Murray normally has one of the best returns of serve in the business, but here he took time to find his rhythm. That was largely down to the conditions. This was Murray's first experience of the sun at this Wimbledon, the Scot having played two of his previous matches under the Centre Court roof and the third under an overcast sky on Court One. With the sun burning brightly and the temperature rising before cloud cover brought some welcome relief, it was quite a difference compared with what Murray had previously experienced.
Everything changed in the tie-break, in which Murray was never behind. When Gasquet served at 3-4 Murray played a point that typified the intelligence of his play. Having pegged the Frenchman back with some beautifully judged backhand slices, he suddenly upped the pace with a driven double-handed backhand that forced Gasquet into a mistake. A Gasquet mis-hit and an overhead winner by Murray completed the job as the Scot took the tie-break 7-3.
For all his elegance and shot-making ability, Gasquet is a player whose spirit can all too easily be broken and the contest effectively finished when he dropped serve in the eighth game of the second set. From 40-30 up he served a double fault, watched in vain as Murray cracked a superb cross-court backhand winner and then hit a backhand long, to a roar of approval from the crowd.
After serving out for the second set Murray broke again at 2-2 in the third with two splendid forehand cross-court winners. The first was flicked beyond Gasquet's reach with the touch of a brain surgeon and the second was hammered past him with the power of a wrecking ball.
By now Murray was in full flow and Gasquet looked a forlorn figure as the Scot bamboozled him with drop shots, running passes and thumping serves. The Frenchman dropped serve again when he missed a smash, Murray having kept the point going with some remarkable defence, and the Scot served out for victory in the next game with his 14th ace.

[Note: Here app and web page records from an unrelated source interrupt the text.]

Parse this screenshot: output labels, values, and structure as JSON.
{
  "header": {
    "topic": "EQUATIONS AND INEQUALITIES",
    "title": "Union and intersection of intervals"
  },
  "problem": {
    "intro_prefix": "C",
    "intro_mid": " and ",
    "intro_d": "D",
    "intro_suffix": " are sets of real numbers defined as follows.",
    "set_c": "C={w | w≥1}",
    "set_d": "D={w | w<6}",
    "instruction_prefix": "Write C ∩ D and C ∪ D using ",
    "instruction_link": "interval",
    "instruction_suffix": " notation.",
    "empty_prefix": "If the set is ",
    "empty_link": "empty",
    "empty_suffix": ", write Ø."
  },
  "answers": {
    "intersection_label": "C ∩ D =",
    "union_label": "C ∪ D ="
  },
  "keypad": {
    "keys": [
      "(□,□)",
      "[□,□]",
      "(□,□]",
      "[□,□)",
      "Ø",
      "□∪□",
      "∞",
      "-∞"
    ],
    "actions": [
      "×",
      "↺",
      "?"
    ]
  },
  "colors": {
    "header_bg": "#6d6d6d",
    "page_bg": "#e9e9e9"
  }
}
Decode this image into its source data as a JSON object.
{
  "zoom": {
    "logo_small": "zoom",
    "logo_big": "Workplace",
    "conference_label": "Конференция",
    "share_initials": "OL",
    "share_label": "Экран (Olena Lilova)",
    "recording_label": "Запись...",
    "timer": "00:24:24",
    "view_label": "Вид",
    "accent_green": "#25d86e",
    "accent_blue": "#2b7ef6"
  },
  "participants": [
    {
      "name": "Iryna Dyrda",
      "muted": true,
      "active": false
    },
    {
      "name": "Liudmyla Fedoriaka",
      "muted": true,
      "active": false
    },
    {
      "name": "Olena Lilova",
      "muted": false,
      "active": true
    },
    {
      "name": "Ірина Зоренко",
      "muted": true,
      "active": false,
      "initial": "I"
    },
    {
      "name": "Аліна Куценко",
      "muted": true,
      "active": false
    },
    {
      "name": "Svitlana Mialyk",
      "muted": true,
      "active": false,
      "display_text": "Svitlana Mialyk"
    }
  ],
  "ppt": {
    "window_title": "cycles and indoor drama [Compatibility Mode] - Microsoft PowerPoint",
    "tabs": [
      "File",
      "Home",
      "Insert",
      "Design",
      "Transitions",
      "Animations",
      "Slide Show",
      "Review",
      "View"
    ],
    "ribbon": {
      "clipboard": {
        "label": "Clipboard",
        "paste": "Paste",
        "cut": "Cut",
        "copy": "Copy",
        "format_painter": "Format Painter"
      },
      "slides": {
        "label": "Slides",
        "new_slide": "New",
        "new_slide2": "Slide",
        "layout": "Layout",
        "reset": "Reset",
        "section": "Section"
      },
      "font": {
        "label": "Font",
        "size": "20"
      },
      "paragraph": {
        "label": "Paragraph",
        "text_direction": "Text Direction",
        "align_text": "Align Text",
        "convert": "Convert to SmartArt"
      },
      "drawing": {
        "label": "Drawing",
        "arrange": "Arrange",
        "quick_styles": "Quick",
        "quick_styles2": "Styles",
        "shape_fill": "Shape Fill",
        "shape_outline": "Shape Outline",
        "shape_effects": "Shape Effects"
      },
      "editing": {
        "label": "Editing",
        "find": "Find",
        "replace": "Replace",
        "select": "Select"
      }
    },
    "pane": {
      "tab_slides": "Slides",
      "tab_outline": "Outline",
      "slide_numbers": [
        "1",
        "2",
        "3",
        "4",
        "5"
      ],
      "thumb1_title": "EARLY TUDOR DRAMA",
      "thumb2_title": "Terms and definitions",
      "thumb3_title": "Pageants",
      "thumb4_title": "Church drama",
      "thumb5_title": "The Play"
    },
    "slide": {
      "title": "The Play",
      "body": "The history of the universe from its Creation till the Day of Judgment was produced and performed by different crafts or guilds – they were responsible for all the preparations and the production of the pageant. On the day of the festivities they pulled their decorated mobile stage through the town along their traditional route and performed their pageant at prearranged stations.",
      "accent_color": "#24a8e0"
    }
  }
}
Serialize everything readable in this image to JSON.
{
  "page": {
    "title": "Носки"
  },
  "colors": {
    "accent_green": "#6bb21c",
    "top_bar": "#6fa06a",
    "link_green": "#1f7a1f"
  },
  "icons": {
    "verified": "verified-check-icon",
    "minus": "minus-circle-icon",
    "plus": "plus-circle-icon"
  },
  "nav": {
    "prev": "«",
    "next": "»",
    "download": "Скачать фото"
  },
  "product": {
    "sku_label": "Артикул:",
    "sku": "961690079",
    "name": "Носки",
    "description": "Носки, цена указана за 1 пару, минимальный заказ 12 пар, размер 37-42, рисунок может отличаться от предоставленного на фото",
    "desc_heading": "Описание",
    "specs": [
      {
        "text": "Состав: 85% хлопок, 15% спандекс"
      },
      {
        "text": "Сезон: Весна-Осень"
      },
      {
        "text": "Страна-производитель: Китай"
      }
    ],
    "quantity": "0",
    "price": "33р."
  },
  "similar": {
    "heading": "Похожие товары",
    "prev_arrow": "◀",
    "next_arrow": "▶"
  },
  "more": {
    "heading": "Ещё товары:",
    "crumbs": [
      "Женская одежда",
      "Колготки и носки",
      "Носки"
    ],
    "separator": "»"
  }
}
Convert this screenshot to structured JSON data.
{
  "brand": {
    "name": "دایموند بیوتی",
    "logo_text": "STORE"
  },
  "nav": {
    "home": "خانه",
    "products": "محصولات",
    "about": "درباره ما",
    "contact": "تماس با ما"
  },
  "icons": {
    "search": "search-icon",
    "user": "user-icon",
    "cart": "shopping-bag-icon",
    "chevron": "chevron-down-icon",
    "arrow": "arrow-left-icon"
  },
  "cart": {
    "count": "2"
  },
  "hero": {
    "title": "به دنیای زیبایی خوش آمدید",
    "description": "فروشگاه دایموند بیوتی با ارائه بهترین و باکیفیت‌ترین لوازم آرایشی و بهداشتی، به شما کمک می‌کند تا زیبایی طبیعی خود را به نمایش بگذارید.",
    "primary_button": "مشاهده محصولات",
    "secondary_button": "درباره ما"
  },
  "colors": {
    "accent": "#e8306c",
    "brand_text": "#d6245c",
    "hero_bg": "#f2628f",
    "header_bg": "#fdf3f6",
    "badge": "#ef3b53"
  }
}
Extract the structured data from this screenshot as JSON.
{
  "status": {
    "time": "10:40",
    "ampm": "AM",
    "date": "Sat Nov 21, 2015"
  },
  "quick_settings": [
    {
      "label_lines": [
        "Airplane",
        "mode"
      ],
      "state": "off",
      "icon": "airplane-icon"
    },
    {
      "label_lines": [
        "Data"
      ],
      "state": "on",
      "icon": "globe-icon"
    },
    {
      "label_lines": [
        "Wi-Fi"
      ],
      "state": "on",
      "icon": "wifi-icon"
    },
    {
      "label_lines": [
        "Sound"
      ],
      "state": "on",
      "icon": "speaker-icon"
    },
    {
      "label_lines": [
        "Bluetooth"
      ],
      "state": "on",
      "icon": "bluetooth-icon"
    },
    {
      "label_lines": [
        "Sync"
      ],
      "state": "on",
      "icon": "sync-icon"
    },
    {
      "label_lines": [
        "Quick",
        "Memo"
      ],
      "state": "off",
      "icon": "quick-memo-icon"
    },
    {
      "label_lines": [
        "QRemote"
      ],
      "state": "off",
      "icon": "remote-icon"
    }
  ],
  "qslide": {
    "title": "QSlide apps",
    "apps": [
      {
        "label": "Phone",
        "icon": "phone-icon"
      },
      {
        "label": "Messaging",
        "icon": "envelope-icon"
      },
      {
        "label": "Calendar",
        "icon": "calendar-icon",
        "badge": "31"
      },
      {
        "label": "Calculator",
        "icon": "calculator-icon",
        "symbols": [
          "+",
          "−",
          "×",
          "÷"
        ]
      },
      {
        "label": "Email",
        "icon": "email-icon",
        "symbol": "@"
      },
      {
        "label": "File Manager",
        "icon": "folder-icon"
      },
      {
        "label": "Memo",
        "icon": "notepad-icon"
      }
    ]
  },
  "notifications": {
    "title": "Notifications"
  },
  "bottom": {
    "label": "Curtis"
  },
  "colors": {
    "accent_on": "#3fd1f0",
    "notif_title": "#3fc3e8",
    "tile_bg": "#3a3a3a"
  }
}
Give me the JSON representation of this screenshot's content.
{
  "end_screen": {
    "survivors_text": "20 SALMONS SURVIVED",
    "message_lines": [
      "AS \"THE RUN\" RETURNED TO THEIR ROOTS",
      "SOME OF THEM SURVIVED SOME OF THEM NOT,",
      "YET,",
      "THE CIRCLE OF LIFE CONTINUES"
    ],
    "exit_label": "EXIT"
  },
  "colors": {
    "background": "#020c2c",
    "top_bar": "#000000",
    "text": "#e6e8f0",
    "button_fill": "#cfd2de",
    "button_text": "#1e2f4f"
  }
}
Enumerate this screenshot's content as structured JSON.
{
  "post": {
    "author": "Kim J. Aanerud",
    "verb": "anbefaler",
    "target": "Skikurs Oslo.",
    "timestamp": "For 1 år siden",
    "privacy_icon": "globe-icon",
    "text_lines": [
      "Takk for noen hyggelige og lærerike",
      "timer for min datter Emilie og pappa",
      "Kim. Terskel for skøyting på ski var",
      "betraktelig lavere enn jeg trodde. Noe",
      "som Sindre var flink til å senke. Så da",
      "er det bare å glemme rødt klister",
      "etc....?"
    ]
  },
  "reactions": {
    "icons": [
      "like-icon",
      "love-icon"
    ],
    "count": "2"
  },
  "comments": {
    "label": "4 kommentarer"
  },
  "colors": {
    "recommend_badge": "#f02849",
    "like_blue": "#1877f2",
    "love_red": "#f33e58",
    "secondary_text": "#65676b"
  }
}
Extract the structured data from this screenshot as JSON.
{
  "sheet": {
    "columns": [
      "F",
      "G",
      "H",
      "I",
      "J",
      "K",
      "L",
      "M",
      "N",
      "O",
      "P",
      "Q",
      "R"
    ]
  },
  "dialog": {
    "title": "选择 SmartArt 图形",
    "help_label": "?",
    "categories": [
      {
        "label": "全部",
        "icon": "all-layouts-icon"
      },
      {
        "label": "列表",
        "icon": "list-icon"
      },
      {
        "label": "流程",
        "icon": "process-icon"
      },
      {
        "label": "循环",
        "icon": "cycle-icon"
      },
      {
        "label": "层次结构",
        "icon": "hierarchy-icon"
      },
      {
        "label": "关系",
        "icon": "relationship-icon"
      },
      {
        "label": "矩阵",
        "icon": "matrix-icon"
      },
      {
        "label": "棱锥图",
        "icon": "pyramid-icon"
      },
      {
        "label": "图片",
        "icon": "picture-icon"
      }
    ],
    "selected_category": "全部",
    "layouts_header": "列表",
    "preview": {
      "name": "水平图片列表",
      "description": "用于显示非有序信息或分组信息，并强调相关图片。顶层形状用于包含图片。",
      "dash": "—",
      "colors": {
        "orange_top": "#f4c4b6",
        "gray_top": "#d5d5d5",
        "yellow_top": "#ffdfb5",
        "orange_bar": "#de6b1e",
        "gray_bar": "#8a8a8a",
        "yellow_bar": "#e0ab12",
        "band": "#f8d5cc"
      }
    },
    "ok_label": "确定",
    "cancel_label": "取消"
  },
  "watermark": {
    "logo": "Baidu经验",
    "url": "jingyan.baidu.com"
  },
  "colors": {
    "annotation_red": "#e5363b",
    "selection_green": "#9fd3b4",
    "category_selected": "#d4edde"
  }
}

After acknowledging the crowd's rapturous applause, Murray turned to the Royal Box, bowed and then smiled and waved at the Duke and Duchess. At this rate it would be no surprise if more royalty headed for SW19 in the days ahead, when Murray is likely to be better prepared.
"I might shave tonight," Murray said. "I've been told to shave by a few people in the last five or six days, and I just haven't got round to it. It's at the length now where it actually hurts a little bit, so I always put it off a wee bit till I have a bit of time."
Murray's (probable) route to the final
Quarter-finals: Feliciano Lopez (Spain, aged 29, world No 44)
Came back from two sets down to beat Lukasz Kubot, having knocked out Andy Roddick. The big-serving left-hander is in his third Wimbledon quarter-final, the previous one being three years ago.
Semi-finals: Rafael Nadal (Spain, aged 25, world No 1)
Overcame ankle injury to beat Juan Martin del Potro in four sets. The defending champion has beaten Murray twice here in the last three years – without losing a set.
Final: Roger Federer (Switzerland, aged 29, world No 3)
Lost first set against Mikhail Youzhny but eventually won in style. Seedings say Djokovic should win a semi-final against Federer but the Swiss has won title six times.
Pick of today's matches
* S Lisicki v M Bartoli
German Lisicki charmed us with her tears of joy after beating Li Na but faces a stern test as she seeks to make the last four of a Slam for the first time.
* D Cibulkova v M Sharapova
Sharapova is the only quarter-finalist to have experience of winning a Grand Slam and will be favoured to beat her 22-year-old Slovakian opponent.
* P Kvitova v T Pironkova
Probably the toughest of the last eight to call, with neither having dropped a set. Kvitova was in fine form yesterday, but Pironkova has seen off Venus Williams and second seed Vera Zvonareva.